WORK ORDER
Output a character-exact copy of the data, images removed.

EXERCISE MATERIALS
········

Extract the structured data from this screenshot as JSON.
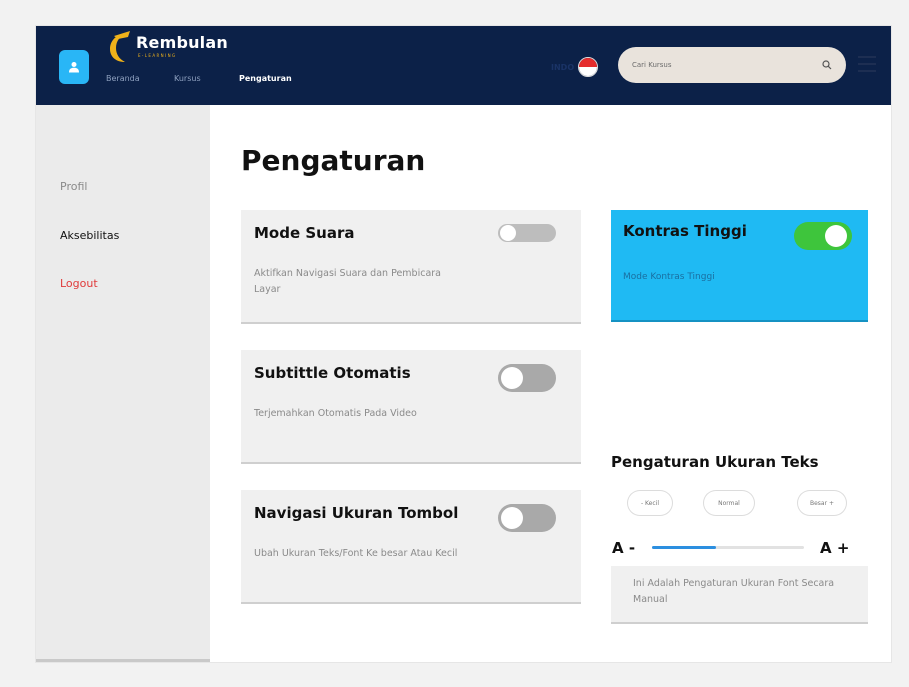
{
  "header": {
    "logo_title": "Rembulan",
    "logo_subtitle": "E-LEARNING",
    "nav": [
      {
        "label": "Beranda"
      },
      {
        "label": "Kursus"
      },
      {
        "label": "Pengaturan"
      }
    ],
    "lang_label": "INDO",
    "search_placeholder": "Cari Kursus"
  },
  "sidebar": {
    "items": [
      {
        "label": "Profil"
      },
      {
        "label": "Aksebilitas"
      },
      {
        "label": "Logout"
      }
    ]
  },
  "main": {
    "title": "Pengaturan",
    "cards": [
      {
        "title": "Mode Suara",
        "desc": "Aktifkan Navigasi Suara dan Pembicara Layar",
        "enabled": false
      },
      {
        "title": "Subtittle Otomatis",
        "desc": "Terjemahkan Otomatis Pada Video",
        "enabled": false
      },
      {
        "title": "Navigasi Ukuran Tombol",
        "desc": "Ubah Ukuran Teks/Font Ke besar Atau Kecil",
        "enabled": false
      }
    ],
    "contrast": {
      "title": "Kontras Tinggi",
      "desc": "Mode Kontras Tinggi",
      "enabled": true
    },
    "text_size": {
      "title": "Pengaturan Ukuran Teks",
      "options": [
        "- Kecil",
        "Normal",
        "Besar +"
      ],
      "a_minus": "A -",
      "a_plus": "A +",
      "slider_fraction": 0.42,
      "manual_text": "Ini Adalah Pengaturan Ukuran Font Secara Manual"
    }
  },
  "colors": {
    "header_bg": "#0c2148",
    "accent_blue": "#1fbaf3",
    "toggle_on": "#3ec53c",
    "logout_red": "#e03a3a"
  }
}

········

OUTPUT FOR THIS TASK
Extract the structured data from this screenshot as JSON.
{
  "header": {
    "logo_title": "Rembulan",
    "logo_subtitle": "E-LEARNING",
    "nav": [
      {
        "label": "Beranda"
      },
      {
        "label": "Kursus"
      },
      {
        "label": "Pengaturan"
      }
    ],
    "lang_label": "INDO",
    "search_placeholder": "Cari Kursus"
  },
  "sidebar": {
    "items": [
      {
        "label": "Profil"
      },
      {
        "label": "Aksebilitas"
      },
      {
        "label": "Logout"
      }
    ]
  },
  "main": {
    "title": "Pengaturan",
    "cards": [
      {
        "title": "Mode Suara",
        "desc": "Aktifkan Navigasi Suara dan Pembicara Layar",
        "enabled": false
      },
      {
        "title": "Subtittle Otomatis",
        "desc": "Terjemahkan Otomatis Pada Video",
        "enabled": false
      },
      {
        "title": "Navigasi Ukuran Tombol",
        "desc": "Ubah Ukuran Teks/Font Ke besar Atau Kecil",
        "enabled": false
      }
    ],
    "contrast": {
      "title": "Kontras Tinggi",
      "desc": "Mode Kontras Tinggi",
      "enabled": true
    },
    "text_size": {
      "title": "Pengaturan Ukuran Teks",
      "options": [
        "- Kecil",
        "Normal",
        "Besar +"
      ],
      "a_minus": "A -",
      "a_plus": "A +",
      "slider_fraction": 0.42,
      "manual_text": "Ini Adalah Pengaturan Ukuran Font Secara Manual"
    }
  },
  "colors": {
    "header_bg": "#0c2148",
    "accent_blue": "#1fbaf3",
    "toggle_on": "#3ec53c",
    "logout_red": "#e03a3a"
  }
}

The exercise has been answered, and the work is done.